Pick out every line in the data below that holds "respuestas".
━━━━━ Supplied records ━━━━━
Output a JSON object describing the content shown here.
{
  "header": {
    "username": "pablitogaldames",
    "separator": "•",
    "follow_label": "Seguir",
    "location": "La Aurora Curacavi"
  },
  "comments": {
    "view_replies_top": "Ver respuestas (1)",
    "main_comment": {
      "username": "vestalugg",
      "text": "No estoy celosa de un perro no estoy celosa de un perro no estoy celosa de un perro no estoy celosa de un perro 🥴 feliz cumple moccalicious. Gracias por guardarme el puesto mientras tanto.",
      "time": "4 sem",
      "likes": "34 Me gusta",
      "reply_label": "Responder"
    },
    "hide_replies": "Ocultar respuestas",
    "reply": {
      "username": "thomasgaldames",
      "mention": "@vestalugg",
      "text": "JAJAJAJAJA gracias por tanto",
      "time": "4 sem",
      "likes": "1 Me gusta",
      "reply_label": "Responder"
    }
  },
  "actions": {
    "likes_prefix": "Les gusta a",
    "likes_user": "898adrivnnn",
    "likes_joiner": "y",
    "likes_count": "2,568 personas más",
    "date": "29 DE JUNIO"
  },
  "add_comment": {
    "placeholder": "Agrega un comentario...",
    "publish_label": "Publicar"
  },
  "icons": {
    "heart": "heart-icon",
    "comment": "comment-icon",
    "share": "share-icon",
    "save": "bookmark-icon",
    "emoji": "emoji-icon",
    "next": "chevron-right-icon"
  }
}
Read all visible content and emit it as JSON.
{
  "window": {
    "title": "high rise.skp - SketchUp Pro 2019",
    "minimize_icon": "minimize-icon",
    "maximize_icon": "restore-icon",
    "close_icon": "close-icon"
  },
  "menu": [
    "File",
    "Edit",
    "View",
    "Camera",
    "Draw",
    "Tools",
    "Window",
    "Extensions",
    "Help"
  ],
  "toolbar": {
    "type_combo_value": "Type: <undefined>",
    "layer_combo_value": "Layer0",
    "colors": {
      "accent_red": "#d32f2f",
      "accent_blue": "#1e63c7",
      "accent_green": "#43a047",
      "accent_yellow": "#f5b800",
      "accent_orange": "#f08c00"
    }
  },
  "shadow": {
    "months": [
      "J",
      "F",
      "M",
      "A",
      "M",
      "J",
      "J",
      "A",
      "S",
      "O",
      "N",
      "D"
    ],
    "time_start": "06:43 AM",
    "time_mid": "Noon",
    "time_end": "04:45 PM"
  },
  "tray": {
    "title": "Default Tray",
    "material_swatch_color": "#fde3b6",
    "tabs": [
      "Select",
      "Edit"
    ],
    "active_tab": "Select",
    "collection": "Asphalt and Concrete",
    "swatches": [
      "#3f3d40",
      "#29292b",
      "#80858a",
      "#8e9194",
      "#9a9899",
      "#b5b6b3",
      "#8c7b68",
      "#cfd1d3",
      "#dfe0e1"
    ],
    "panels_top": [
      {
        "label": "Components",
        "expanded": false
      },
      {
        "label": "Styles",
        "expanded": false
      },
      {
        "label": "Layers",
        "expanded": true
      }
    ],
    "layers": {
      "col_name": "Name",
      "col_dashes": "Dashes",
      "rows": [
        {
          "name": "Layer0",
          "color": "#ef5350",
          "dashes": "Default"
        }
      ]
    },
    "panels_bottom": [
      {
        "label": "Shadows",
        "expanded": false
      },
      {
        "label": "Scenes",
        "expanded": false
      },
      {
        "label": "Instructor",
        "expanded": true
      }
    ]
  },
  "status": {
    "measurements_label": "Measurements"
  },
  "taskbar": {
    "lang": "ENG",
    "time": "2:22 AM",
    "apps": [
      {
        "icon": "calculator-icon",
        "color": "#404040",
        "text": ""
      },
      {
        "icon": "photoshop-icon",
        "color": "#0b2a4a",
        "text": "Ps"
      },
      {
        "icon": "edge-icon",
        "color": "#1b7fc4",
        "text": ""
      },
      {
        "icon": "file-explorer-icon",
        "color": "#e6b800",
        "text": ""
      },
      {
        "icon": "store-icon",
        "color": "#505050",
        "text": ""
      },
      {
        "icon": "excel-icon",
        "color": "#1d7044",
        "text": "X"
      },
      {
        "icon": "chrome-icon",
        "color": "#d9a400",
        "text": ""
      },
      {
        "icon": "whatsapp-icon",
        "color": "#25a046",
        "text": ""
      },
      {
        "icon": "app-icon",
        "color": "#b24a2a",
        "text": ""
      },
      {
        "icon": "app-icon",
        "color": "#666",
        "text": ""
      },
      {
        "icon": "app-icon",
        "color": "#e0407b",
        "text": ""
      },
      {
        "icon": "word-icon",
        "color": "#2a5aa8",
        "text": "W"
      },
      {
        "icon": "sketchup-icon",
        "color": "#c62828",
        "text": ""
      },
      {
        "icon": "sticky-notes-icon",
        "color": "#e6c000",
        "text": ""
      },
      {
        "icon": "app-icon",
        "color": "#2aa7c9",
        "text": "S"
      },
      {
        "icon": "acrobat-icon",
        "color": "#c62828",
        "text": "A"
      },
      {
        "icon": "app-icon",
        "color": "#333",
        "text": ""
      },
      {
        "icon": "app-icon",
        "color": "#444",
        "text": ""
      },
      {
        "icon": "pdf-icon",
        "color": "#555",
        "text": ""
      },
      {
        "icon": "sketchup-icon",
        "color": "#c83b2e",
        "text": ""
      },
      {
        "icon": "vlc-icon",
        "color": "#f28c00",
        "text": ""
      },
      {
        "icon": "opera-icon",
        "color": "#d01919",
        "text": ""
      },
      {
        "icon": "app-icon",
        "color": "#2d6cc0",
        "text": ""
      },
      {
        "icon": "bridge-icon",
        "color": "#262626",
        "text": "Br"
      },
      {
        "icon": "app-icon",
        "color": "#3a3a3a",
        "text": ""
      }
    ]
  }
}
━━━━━
**Solution for this exercise:**
    "view_replies_top": "Ver respuestas (1)",
    "hide_replies": "Ocultar respuestas",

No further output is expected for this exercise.